Amidst the usual mob of protesters and tear gas, WTO ministers met last December in Hong Kong to discuss – among many things – the crippling global affect of low-cost export commodities from the US made possible by mammoth farm subsidies. However, the effects of US agricultural policies on global pricing continue to overshadow the more devastating health effects of these policies within our own borders.
The farm bill signed by President Bush in 2002, which pledged an astounding 190 billion in subsidies over the next ten years, was the latest in a long line of legislation that likely guaranteed that the next generation of Americans will suffer higher rates of obesity and diabetes, have more strokes and heart attacks, and consume less fiber than any previous generation in human history. While bulging waist lines and clogged arteries grab all the headlines, the decreasing health of our colons through diminishing amounts of dietary fiber as a function of government policy is a looming and disastrous health crisis that will knock the healthcare system flat on its back.
As an anthropologist, I’ve had the opportunity to peer into our nutritional past at the bits and pieces of meals and lifeways left by our ancient ancestors. Fortunately, they were messy.
In ideal preservation contexts we often see evidence for daily intake of diverse species of plants that provided 75, 100, and up to 150 grams of fiber a day. This is similar to fiber intake noted among many healthy, rural Asian people today, or what we saw 75 years ago in places like South Africa, Uganda, and other far away non-westernized regions. But in the US today, depending on gender, age, and activity level, our government recommends we only eat 25 to 38 grams a day – give or take. Based on this guidance, Americans promptly consume about half of that.
The important physiological role of fiber in human health lies in its ability to stimulate the growth and health of the trillions of good bacteria that live permanently in our colons. These evolutionary hitch-hikers have evolved a special symbiotic relationship with humans over eons and have become so intertwined in our health and well-being they are considered an organ. Importantly, these healthy bacteria require fiber to live.
Our diminishing dietary intake of fiber is literally starving our colonic bacteria, inhibiting their ability to defend us against invading pathogens that make millions of people sick, many of whom will die. A healthy and well-fed population of colonic bacteria increases mineral absorption (think calcium), has positive affects on biomarkers of colon cancer, reduces symptoms of IBS, and reduces the risk to coronary heart disease by modulating bad cholesterol. And the list goes on.
We cannot simply go from a species that evolved on a diet of nutrient-rich fibrous plants, to one that eats almost no fiber. The current US guidelines for fiber intake are – from an evolutionary perspective – in actuality, low fiber recommendations that represent nothing more than the efforts of lobbyists who represent industries that have an interest in seeing the “number of servings” for their “food groups” maintained or increased.

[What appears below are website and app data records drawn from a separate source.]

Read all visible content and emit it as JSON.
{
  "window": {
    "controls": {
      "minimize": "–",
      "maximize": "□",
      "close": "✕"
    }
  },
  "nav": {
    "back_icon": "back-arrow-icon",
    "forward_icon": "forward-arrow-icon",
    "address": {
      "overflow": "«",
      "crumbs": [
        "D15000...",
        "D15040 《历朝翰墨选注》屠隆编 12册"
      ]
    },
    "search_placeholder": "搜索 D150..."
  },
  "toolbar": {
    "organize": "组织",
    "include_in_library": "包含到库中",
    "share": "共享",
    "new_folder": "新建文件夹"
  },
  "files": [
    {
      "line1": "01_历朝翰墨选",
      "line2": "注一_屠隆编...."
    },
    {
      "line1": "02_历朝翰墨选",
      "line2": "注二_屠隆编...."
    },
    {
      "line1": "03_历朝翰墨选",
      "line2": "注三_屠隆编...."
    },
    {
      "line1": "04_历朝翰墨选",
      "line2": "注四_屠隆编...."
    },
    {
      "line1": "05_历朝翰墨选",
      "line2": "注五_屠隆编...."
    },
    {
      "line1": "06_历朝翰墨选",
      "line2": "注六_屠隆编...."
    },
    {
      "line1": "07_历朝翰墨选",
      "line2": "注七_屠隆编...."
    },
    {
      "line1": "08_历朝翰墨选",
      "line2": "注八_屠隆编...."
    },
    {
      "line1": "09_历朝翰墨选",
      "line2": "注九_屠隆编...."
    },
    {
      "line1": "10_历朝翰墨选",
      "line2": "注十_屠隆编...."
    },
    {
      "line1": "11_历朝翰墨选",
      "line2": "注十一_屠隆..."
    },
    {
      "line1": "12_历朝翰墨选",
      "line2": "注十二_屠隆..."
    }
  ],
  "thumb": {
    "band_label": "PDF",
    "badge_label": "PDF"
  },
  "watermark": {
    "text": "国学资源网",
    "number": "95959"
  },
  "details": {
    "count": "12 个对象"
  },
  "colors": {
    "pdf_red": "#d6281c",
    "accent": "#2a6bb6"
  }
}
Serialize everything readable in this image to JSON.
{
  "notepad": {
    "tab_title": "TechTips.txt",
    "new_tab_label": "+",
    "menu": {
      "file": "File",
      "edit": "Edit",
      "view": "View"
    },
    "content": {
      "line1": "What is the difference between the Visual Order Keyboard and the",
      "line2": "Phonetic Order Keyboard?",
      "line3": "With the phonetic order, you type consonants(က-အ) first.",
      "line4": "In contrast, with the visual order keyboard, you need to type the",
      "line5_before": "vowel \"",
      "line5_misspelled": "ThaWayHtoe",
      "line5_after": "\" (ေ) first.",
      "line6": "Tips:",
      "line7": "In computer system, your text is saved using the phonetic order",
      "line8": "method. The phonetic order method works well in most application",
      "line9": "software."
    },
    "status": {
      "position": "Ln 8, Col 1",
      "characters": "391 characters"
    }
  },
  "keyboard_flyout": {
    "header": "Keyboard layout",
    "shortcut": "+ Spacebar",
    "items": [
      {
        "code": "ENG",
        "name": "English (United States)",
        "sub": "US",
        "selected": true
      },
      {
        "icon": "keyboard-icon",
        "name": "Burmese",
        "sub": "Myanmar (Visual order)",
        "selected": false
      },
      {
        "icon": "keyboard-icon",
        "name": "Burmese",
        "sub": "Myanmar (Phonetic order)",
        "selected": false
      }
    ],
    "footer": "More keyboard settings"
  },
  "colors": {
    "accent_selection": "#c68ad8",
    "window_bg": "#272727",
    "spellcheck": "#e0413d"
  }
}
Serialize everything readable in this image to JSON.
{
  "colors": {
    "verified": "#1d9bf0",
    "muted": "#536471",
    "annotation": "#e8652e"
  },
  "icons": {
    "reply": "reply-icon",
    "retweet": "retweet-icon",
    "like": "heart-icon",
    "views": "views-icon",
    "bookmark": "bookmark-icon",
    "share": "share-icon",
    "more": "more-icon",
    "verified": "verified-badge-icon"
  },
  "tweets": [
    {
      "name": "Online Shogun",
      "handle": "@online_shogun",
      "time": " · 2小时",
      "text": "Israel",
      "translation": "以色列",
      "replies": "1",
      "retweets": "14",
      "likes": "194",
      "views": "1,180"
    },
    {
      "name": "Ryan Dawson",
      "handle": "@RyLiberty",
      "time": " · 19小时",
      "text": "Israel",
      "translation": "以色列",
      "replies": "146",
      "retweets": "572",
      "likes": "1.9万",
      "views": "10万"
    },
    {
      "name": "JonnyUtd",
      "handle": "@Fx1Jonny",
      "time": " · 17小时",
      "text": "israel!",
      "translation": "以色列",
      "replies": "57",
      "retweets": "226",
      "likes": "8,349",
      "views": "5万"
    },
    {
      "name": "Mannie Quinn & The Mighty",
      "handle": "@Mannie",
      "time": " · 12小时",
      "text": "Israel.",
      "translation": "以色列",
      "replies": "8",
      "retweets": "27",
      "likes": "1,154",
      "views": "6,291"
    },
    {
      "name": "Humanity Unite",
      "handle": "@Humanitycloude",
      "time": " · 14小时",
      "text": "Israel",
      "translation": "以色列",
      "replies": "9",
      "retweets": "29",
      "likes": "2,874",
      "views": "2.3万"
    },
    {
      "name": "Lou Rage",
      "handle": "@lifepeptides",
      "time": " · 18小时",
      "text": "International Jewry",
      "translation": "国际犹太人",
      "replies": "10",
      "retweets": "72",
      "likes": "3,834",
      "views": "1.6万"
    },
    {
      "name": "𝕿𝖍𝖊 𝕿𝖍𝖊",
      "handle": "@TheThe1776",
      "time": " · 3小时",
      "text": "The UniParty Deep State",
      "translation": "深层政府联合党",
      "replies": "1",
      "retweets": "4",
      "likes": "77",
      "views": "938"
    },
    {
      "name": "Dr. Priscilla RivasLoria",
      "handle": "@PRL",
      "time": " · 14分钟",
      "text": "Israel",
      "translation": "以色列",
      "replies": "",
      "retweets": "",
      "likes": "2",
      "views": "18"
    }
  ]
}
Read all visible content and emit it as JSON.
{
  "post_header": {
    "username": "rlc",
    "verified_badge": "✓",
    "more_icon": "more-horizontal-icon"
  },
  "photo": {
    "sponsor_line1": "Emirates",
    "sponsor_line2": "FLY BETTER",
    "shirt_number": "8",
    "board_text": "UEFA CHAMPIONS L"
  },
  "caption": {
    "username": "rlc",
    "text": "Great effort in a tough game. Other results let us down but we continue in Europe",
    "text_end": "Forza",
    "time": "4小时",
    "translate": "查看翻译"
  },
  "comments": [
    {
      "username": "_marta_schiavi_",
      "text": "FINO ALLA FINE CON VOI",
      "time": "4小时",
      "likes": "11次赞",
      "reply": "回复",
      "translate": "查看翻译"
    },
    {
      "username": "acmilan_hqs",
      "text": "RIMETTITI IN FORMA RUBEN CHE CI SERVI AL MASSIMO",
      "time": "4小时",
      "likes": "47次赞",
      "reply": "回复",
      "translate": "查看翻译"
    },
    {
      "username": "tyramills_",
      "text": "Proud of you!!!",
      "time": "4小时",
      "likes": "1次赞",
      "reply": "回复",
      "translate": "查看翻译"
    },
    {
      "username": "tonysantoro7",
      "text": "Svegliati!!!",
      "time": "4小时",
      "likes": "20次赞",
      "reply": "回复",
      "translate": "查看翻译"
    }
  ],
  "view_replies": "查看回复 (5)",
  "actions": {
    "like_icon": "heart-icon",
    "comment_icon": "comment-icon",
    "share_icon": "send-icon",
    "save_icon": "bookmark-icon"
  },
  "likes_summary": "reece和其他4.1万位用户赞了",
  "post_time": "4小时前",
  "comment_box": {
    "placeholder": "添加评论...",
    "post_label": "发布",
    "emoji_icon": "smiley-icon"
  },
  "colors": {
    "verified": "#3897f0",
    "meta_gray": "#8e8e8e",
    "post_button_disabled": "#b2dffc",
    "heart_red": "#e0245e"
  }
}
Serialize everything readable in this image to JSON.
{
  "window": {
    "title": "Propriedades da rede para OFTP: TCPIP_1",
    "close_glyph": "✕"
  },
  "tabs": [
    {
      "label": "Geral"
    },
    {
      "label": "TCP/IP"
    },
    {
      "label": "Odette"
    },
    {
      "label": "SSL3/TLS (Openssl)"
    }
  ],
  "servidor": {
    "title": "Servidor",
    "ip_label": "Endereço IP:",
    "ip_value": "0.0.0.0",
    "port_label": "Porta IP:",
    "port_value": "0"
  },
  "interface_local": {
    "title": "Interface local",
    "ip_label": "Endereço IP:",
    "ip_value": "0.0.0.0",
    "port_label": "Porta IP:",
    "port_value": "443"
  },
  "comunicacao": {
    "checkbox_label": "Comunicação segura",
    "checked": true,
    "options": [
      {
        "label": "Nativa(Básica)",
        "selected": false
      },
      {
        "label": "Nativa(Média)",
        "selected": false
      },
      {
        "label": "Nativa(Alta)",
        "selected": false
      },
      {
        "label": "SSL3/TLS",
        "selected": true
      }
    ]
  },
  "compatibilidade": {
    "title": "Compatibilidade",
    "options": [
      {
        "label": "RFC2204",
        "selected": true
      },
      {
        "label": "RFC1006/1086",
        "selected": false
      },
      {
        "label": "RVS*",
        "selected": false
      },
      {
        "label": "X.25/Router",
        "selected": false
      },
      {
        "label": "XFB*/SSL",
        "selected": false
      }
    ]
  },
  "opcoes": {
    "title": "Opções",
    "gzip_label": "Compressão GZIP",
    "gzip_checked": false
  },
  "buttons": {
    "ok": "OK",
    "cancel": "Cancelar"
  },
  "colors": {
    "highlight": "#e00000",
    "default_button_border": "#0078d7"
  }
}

To understand the decreasing role of fiber in the American diet, we need not look farther than farm subsidies. Aside from boosting profits within the industry, these subsidies result in low-cost commodities – especially grains – which end up as highly processed (read: no fiber) ingredients in many popular foods. This is one of the reasons you can buy five boxes of macaroni and cheese – which supplies nearly 6,000 nutrient-poor calories – for $1. Further, the average American derives nearly 40 percent of daily caloric needs from heavily subsidized added sugars and fats/oils.
Though the government says we should eat more fiber-rich fruits and vegetables, these categories historically receive very few subsidies. This is why fresh fruits and vegetables increased a whopping 120 percent in price from 1985 to 2000, while grain, fats/oil, and sugar-laden products increased far less. With an ever-increasing number of Americans barely making ends meet, choices for “what’s for dinner” have already been economically predetermined, and fiber-rich foods can barely be seen on the plate.
As anthropologists of the future look back upon our society, what will they see? Unless we stem the tide of unbalanced agricultural subsidies and honestly address the gaps in nutrition education among consumers, I’m afraid we will be judged on a never-ending sea of oversized caskets below a surface littered with empty prescription bottles and crumbling Food Pyramids built by congressional pharaohs run amok.